Hunting, fishing, and wildlife-watching activities have increased in 28 U.S. states over the last five years, according to a report released this week by the U.S. Fish and Wildlife Service (USFWS). The 2011 National Survey of Fishing, Hunting, and Wildlife-Associated Recreation State Overview Report shows that the largest increase – 47 percent – occurred in Alaska, with Louisiana a close second at 40 percent.
The State Overview is the second of a series of reports on the National Survey, which has been conducted every five years by the U.S. Census Bureau since 1955. The Bureau interviewed residents of 48,627 households across the country to estimate the number of hunters, anglers, and wildlife-watchers active in all 50 states, and to also measure how much money they spend on related equipment, travel, taxes, and license fees.
The report reveals that South Dakota has the highest proportion of residents who hunt – 21 percent. Alaska beats all other states at the percentage of fishermen – 41 percent. And Vermont has the most wildlife-watchers – 53 percent.

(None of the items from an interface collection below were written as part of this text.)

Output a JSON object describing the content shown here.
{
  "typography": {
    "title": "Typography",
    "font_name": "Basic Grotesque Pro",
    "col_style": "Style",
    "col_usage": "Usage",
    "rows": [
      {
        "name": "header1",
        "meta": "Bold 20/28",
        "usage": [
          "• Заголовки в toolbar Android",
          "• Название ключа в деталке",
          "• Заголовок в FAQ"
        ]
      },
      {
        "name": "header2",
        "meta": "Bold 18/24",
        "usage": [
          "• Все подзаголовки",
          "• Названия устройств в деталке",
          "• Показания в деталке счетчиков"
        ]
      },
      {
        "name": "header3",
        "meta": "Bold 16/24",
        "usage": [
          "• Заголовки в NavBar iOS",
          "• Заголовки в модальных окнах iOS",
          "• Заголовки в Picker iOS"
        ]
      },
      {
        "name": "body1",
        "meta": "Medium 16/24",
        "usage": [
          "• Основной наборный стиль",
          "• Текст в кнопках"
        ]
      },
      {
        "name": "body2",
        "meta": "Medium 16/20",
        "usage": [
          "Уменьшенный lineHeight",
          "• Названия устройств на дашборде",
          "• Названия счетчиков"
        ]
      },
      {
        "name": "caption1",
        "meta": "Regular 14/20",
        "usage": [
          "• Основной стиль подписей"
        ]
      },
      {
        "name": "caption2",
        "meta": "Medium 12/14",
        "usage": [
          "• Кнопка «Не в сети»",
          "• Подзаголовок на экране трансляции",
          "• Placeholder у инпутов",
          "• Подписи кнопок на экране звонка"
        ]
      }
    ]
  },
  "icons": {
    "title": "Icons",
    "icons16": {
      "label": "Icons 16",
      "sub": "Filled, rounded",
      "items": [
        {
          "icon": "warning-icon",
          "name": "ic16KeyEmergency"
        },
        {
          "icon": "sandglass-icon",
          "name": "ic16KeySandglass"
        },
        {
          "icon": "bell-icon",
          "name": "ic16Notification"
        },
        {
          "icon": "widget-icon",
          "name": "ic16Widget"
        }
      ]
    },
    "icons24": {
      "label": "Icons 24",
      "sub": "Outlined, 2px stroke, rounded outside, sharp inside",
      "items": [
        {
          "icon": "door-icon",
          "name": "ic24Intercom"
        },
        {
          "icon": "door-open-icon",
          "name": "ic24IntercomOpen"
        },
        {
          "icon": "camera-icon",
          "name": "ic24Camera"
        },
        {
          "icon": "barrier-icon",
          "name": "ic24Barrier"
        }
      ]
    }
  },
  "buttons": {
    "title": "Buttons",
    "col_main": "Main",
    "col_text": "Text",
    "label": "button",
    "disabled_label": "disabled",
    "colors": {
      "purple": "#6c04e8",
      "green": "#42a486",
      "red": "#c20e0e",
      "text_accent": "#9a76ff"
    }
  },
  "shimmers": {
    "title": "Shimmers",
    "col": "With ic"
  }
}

Part one of the National Survey report, called the National Overview, was released in August 2012 and gives an overview of hunting, fishing, and wildlife-associated recreation participation and expenditures at the national level. Nationwide, people spent $145 billion dollars on these activities in 2011. The funds provide vital support to rural communities as well as conservation efforts, and are a reflection of the public’s commitment to preserving wildlife, said USFWS Director Dan Ashe in a press release.
The National Overview also reports that the number of U.S. residents that either hunt, fish, or watch wildlife increased by 2.6 million to 91.1 million since 2006 and includes 38 percent of all Americans over the age of 16. The amount of recreation by anglers increased by 11 percent, and hunting increased by 9 percent – reversing a 10 percent decline in hunting during the previous decade between 1996 and 2006.
The USFWS will release a final version of the two documents in November in addition to individual reports for all 50 states on a rolling schedule beginning in December. The reports are especially important to state and federal natural resources agencies to ensure that opportunities for hunting, fishing, and outdoor recreation continue to be provided.